Religious Developments In Cappadocia Region in Turkey
Religious Developments In Cappadocia Region in Turkey,

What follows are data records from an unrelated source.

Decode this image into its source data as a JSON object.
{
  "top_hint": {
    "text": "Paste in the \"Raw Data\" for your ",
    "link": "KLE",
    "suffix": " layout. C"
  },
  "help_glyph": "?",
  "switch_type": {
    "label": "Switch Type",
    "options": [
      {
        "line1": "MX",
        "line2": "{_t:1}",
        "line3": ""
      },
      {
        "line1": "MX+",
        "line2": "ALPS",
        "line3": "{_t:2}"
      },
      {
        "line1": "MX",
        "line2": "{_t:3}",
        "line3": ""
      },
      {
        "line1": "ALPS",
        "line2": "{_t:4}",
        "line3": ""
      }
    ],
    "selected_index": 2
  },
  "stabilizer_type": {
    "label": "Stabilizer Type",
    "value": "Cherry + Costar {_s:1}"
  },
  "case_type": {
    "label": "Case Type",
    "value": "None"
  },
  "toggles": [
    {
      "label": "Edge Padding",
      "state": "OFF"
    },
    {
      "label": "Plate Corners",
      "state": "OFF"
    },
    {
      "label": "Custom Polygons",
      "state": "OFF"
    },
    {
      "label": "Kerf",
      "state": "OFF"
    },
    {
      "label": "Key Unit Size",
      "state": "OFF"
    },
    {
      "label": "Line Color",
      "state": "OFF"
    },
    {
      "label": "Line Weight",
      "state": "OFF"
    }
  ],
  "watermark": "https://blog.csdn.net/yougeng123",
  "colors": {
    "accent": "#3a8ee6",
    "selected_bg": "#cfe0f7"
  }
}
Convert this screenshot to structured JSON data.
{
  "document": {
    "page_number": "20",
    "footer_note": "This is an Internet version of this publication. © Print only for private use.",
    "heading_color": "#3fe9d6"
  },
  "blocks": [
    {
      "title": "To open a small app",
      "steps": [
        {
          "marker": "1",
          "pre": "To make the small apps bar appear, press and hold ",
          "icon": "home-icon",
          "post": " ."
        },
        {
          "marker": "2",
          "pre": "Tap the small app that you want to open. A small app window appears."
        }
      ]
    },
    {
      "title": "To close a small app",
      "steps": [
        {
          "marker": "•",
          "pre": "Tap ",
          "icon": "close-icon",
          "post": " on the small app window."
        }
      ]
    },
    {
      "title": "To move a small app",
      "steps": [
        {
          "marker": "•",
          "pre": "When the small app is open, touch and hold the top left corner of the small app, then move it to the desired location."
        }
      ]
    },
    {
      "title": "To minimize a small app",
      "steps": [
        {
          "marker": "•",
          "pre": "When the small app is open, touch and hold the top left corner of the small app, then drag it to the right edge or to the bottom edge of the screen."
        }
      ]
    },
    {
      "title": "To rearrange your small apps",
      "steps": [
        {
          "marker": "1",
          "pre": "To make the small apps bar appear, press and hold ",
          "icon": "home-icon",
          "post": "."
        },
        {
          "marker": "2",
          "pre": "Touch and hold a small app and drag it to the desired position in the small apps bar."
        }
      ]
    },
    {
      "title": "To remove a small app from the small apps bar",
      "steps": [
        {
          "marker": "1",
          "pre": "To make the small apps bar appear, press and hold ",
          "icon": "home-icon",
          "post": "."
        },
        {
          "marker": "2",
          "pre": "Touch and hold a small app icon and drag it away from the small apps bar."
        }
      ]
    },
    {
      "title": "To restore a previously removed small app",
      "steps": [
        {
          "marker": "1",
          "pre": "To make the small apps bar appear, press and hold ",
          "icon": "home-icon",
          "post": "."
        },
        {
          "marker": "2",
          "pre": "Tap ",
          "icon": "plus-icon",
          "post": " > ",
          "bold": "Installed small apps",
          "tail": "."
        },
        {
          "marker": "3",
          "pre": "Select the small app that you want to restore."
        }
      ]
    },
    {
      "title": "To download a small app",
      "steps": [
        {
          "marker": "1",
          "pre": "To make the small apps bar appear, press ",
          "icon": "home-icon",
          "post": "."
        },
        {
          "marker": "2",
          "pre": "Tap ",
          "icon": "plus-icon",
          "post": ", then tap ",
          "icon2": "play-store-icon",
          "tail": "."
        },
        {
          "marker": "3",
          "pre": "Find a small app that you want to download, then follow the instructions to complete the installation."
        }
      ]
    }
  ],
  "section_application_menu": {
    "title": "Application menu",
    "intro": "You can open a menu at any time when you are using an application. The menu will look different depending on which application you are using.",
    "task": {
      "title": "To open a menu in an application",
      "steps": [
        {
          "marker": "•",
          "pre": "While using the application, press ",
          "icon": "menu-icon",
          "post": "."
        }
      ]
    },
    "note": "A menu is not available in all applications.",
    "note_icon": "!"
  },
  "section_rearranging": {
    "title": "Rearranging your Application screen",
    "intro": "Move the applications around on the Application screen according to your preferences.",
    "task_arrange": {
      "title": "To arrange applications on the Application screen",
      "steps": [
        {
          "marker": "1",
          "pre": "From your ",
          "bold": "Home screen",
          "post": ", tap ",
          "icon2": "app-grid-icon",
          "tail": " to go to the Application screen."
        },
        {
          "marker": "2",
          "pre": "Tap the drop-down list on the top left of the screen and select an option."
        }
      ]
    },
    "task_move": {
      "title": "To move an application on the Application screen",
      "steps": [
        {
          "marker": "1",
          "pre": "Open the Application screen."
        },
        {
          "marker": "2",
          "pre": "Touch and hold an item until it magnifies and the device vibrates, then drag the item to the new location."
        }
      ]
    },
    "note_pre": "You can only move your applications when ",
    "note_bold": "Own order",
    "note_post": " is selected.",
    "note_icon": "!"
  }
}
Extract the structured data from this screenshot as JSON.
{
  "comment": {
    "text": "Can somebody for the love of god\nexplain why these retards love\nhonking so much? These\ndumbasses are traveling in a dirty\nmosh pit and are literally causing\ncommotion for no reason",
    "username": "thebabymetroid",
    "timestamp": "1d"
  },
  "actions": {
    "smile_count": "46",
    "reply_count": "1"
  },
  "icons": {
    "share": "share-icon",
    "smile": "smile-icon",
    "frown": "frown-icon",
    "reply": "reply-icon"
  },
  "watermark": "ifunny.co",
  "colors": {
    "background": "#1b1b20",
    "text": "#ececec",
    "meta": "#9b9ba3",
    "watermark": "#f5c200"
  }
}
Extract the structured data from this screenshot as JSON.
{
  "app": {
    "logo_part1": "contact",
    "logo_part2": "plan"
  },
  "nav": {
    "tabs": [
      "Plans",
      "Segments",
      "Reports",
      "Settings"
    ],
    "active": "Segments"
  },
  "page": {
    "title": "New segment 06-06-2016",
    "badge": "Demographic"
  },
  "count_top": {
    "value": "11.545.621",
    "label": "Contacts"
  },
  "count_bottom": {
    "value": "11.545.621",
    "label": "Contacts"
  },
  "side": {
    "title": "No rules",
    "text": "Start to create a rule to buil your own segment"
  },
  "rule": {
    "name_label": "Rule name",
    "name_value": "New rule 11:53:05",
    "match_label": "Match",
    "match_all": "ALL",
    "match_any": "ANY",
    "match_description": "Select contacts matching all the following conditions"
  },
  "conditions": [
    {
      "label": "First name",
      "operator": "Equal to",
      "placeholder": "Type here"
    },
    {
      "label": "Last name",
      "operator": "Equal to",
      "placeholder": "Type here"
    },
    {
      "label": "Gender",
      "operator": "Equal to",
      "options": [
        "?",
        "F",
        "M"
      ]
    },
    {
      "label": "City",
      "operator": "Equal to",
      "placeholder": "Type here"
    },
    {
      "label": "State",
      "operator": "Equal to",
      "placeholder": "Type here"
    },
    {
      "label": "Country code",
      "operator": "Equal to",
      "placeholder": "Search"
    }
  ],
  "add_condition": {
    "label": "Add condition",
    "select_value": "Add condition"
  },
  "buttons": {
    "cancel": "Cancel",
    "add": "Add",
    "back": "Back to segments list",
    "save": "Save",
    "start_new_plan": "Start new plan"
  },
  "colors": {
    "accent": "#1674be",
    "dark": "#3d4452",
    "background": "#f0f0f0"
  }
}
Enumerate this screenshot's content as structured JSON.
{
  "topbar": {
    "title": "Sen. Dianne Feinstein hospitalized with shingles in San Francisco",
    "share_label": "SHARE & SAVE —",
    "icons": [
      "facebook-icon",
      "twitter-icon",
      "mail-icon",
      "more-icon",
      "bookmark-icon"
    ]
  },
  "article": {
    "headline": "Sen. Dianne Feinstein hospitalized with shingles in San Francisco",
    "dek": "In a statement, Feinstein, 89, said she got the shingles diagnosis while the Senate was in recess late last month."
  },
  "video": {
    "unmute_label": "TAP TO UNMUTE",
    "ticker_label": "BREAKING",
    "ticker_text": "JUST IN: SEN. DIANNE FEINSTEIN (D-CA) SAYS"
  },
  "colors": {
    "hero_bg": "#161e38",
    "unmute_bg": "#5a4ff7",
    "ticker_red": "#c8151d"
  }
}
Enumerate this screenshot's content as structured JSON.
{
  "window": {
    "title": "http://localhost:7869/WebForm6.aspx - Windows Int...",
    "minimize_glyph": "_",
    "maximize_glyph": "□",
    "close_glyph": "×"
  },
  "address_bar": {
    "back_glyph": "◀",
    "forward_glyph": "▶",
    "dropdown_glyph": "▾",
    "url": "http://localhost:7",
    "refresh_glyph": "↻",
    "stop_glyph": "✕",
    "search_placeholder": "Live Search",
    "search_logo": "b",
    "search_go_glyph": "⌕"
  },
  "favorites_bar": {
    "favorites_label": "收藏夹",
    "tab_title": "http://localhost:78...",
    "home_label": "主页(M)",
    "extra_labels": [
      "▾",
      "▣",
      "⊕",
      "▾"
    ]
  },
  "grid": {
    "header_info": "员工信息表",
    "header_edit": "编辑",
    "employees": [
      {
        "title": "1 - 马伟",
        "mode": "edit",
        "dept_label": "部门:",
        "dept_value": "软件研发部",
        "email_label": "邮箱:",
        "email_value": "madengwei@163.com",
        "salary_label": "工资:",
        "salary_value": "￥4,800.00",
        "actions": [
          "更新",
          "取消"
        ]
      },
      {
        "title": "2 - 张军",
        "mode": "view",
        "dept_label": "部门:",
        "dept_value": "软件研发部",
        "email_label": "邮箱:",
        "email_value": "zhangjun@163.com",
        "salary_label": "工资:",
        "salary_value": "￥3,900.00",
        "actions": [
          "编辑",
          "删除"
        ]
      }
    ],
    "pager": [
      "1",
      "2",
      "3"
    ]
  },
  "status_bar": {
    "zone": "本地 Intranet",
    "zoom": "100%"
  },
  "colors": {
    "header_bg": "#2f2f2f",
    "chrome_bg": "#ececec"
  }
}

In the year 381, Caesarea was disconnected from the Patriarchate of Antioch and entered the authority of the Patriarchate of Constantinople. In this way, the city was under the direct influence of the Greek capital. Officially it remained faithful to Orthodoxy and was not affected by the Nestorian, Monophysite, and Paulist doctrines. In some of the isolated monasteries, old ways of religious thinking and ideas did not perish. The Iconoclastic claim busied their minds for more than a century (726-843). During the first quarter of the 8th century, worshipping of the images went as far as idolatry. At the same time, the Christians were under the influence of Jews and Moslems who opposed worshipping figures and images. According to the sacred rules and laws, Christ could not be represented in such a strange and disrespectful way. In the 7th century, the Byzantine community was separated into two groups as monks and laymen. The struggle against the icons continued with the persecution of the monks, closing of the monasteries, and the revoking of religious privileges. The Iconoclastic period was broken bet-ween 787 and 815, during the reign of Empress Irene. But Constantin the 5th accelerated the Iconoclastic movement by calling the Iconoclastic Council to unite. Everything other than the cross was prohibited. It was declared that those who made and possessed figures would be punished severely. In 843 Empress Theodora brought an and to the Iconoclastic period. Destroyed churches were repaired and new churches were built. The walls were painted with mosaics, decorations, and frescoes. The monastic life made a fresh start. After enough security was established on the eastern border (under an effective religious administration) Cappadocia was under the complete authority of the Empire. Even after the Turk-ish occupation, the influence of the Patriarch of Constantinople continued over the Cappadocian churches. The bishops remained in their districts, but after the 14th century, they were reduced in number and population.